# WHAT THIS TASK INVOLVES
Repeat the records. Match each character exactly.

# PROVIDED MATERIAL
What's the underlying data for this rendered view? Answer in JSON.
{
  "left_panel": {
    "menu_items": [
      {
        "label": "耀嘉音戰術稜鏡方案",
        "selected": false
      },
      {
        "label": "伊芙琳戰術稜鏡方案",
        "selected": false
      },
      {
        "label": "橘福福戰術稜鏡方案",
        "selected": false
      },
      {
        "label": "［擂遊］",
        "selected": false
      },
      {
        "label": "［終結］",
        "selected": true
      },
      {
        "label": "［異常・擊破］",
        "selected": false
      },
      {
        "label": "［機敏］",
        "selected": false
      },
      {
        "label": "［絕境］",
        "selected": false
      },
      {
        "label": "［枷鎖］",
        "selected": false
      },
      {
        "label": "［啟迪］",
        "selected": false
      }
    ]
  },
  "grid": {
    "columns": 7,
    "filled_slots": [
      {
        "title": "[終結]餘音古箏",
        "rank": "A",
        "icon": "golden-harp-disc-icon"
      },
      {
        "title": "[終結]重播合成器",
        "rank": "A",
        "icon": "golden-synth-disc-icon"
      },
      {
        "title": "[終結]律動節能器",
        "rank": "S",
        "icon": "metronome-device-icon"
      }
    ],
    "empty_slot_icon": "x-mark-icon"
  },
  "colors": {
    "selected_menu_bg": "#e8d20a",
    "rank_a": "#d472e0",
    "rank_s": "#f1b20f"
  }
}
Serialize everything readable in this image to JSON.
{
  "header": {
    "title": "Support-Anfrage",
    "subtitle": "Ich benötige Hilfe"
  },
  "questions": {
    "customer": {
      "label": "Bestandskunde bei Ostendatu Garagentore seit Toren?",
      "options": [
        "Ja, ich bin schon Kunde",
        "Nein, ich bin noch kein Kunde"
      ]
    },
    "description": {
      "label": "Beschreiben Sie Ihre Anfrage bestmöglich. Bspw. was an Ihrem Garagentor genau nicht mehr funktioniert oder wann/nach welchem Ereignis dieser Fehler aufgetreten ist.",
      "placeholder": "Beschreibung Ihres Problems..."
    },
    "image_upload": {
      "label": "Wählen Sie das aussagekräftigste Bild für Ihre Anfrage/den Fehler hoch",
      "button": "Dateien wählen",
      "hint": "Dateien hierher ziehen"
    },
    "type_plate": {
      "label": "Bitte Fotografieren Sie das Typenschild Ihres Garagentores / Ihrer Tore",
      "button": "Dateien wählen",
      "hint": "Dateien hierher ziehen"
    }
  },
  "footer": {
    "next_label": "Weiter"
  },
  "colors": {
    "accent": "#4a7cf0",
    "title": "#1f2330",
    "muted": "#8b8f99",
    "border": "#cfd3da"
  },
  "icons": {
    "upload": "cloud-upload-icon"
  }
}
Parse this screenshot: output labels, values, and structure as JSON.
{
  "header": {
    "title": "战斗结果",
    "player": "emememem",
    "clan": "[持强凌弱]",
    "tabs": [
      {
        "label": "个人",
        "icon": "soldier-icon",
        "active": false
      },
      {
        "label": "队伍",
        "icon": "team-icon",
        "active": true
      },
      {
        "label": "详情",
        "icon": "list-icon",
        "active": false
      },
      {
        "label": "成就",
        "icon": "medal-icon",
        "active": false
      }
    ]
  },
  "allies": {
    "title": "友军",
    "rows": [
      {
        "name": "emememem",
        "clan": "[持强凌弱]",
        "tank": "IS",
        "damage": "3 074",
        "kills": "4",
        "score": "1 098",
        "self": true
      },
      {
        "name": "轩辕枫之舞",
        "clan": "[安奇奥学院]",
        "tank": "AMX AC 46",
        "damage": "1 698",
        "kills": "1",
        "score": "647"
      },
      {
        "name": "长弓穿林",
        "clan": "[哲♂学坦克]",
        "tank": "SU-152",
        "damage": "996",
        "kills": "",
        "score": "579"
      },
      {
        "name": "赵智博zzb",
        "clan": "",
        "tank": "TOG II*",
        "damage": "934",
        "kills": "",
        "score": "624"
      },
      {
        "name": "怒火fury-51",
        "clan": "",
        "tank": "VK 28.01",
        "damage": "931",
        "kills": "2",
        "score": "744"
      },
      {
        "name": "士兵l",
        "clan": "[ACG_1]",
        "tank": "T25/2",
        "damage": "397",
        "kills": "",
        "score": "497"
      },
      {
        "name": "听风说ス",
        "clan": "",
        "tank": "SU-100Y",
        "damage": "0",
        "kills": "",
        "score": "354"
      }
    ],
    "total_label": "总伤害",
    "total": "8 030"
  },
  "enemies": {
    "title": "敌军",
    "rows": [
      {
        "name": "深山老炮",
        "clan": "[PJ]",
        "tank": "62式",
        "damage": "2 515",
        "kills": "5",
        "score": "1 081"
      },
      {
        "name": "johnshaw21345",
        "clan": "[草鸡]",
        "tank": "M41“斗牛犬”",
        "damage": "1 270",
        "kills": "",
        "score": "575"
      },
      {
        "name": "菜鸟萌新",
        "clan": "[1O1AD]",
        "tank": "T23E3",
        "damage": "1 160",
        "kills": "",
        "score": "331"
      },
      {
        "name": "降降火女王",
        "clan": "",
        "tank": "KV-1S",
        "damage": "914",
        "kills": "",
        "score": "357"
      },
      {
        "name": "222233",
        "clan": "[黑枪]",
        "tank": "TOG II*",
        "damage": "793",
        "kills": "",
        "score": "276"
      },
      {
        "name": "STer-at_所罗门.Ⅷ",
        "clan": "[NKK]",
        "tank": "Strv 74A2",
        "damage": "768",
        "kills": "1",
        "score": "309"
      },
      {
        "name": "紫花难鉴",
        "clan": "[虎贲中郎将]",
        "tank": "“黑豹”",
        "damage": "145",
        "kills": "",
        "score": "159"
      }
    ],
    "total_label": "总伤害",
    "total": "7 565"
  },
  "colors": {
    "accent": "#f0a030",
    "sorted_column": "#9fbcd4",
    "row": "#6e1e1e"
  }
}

# SOLUTION TO THIS EXERCISE
What's the underlying data for this rendered view? Answer in JSON.
{
  "left_panel": {
    "menu_items": [
      {
        "label": "耀嘉音戰術稜鏡方案",
        "selected": false
      },
      {
        "label": "伊芙琳戰術稜鏡方案",
        "selected": false
      },
      {
        "label": "橘福福戰術稜鏡方案",
        "selected": false
      },
      {
        "label": "［擂遊］",
        "selected": false
      },
      {
        "label": "［終結］",
        "selected": true
      },
      {
        "label": "［異常・擊破］",
        "selected": false
      },
      {
        "label": "［機敏］",
        "selected": false
      },
      {
        "label": "［絕境］",
        "selected": false
      },
      {
        "label": "［枷鎖］",
        "selected": false
      },
      {
        "label": "［啟迪］",
        "selected": false
      }
    ]
  },
  "grid": {
    "columns": 7,
    "filled_slots": [
      {
        "title": "[終結]餘音古箏",
        "rank": "A",
        "icon": "golden-harp-disc-icon"
      },
      {
        "title": "[終結]重播合成器",
        "rank": "A",
        "icon": "golden-synth-disc-icon"
      },
      {
        "title": "[終結]律動節能器",
        "rank": "S",
        "icon": "metronome-device-icon"
      }
    ],
    "empty_slot_icon": "x-mark-icon"
  },
  "colors": {
    "selected_menu_bg": "#e8d20a",
    "rank_a": "#d472e0",
    "rank_s": "#f1b20f"
  }
}
Serialize everything readable in this image to JSON.
{
  "header": {
    "title": "Support-Anfrage",
    "subtitle": "Ich benötige Hilfe"
  },
  "questions": {
    "customer": {
      "label": "Bestandskunde bei Ostendatu Garagentore seit Toren?",
      "options": [
        "Ja, ich bin schon Kunde",
        "Nein, ich bin noch kein Kunde"
      ]
    },
    "description": {
      "label": "Beschreiben Sie Ihre Anfrage bestmöglich. Bspw. was an Ihrem Garagentor genau nicht mehr funktioniert oder wann/nach welchem Ereignis dieser Fehler aufgetreten ist.",
      "placeholder": "Beschreibung Ihres Problems..."
    },
    "image_upload": {
      "label": "Wählen Sie das aussagekräftigste Bild für Ihre Anfrage/den Fehler hoch",
      "button": "Dateien wählen",
      "hint": "Dateien hierher ziehen"
    },
    "type_plate": {
      "label": "Bitte Fotografieren Sie das Typenschild Ihres Garagentores / Ihrer Tore",
      "button": "Dateien wählen",
      "hint": "Dateien hierher ziehen"
    }
  },
  "footer": {
    "next_label": "Weiter"
  },
  "colors": {
    "accent": "#4a7cf0",
    "title": "#1f2330",
    "muted": "#8b8f99",
    "border": "#cfd3da"
  },
  "icons": {
    "upload": "cloud-upload-icon"
  }
}
Parse this screenshot: output labels, values, and structure as JSON.
{
  "header": {
    "title": "战斗结果",
    "player": "emememem",
    "clan": "[持强凌弱]",
    "tabs": [
      {
        "label": "个人",
        "icon": "soldier-icon",
        "active": false
      },
      {
        "label": "队伍",
        "icon": "team-icon",
        "active": true
      },
      {
        "label": "详情",
        "icon": "list-icon",
        "active": false
      },
      {
        "label": "成就",
        "icon": "medal-icon",
        "active": false
      }
    ]
  },
  "allies": {
    "title": "友军",
    "rows": [
      {
        "name": "emememem",
        "clan": "[持强凌弱]",
        "tank": "IS",
        "damage": "3 074",
        "kills": "4",
        "score": "1 098",
        "self": true
      },
      {
        "name": "轩辕枫之舞",
        "clan": "[安奇奥学院]",
        "tank": "AMX AC 46",
        "damage": "1 698",
        "kills": "1",
        "score": "647"
      },
      {
        "name": "长弓穿林",
        "clan": "[哲♂学坦克]",
        "tank": "SU-152",
        "damage": "996",
        "kills": "",
        "score": "579"
      },
      {
        "name": "赵智博zzb",
        "clan": "",
        "tank": "TOG II*",
        "damage": "934",
        "kills": "",
        "score": "624"
      },
      {
        "name": "怒火fury-51",
        "clan": "",
        "tank": "VK 28.01",
        "damage": "931",
        "kills": "2",
        "score": "744"
      },
      {
        "name": "士兵l",
        "clan": "[ACG_1]",
        "tank": "T25/2",
        "damage": "397",
        "kills": "",
        "score": "497"
      },
      {
        "name": "听风说ス",
        "clan": "",
        "tank": "SU-100Y",
        "damage": "0",
        "kills": "",
        "score": "354"
      }
    ],
    "total_label": "总伤害",
    "total": "8 030"
  },
  "enemies": {
    "title": "敌军",
    "rows": [
      {
        "name": "深山老炮",
        "clan": "[PJ]",
        "tank": "62式",
        "damage": "2 515",
        "kills": "5",
        "score": "1 081"
      },
      {
        "name": "johnshaw21345",
        "clan": "[草鸡]",
        "tank": "M41“斗牛犬”",
        "damage": "1 270",
        "kills": "",
        "score": "575"
      },
      {
        "name": "菜鸟萌新",
        "clan": "[1O1AD]",
        "tank": "T23E3",
        "damage": "1 160",
        "kills": "",
        "score": "331"
      },
      {
        "name": "降降火女王",
        "clan": "",
        "tank": "KV-1S",
        "damage": "914",
        "kills": "",
        "score": "357"
      },
      {
        "name": "222233",
        "clan": "[黑枪]",
        "tank": "TOG II*",
        "damage": "793",
        "kills": "",
        "score": "276"
      },
      {
        "name": "STer-at_所罗门.Ⅷ",
        "clan": "[NKK]",
        "tank": "Strv 74A2",
        "damage": "768",
        "kills": "1",
        "score": "309"
      },
      {
        "name": "紫花难鉴",
        "clan": "[虎贲中郎将]",
        "tank": "“黑豹”",
        "damage": "145",
        "kills": "",
        "score": "159"
      }
    ],
    "total_label": "总伤害",
    "total": "7 565"
  },
  "colors": {
    "accent": "#f0a030",
    "sorted_column": "#9fbcd4",
    "row": "#6e1e1e"
  }
}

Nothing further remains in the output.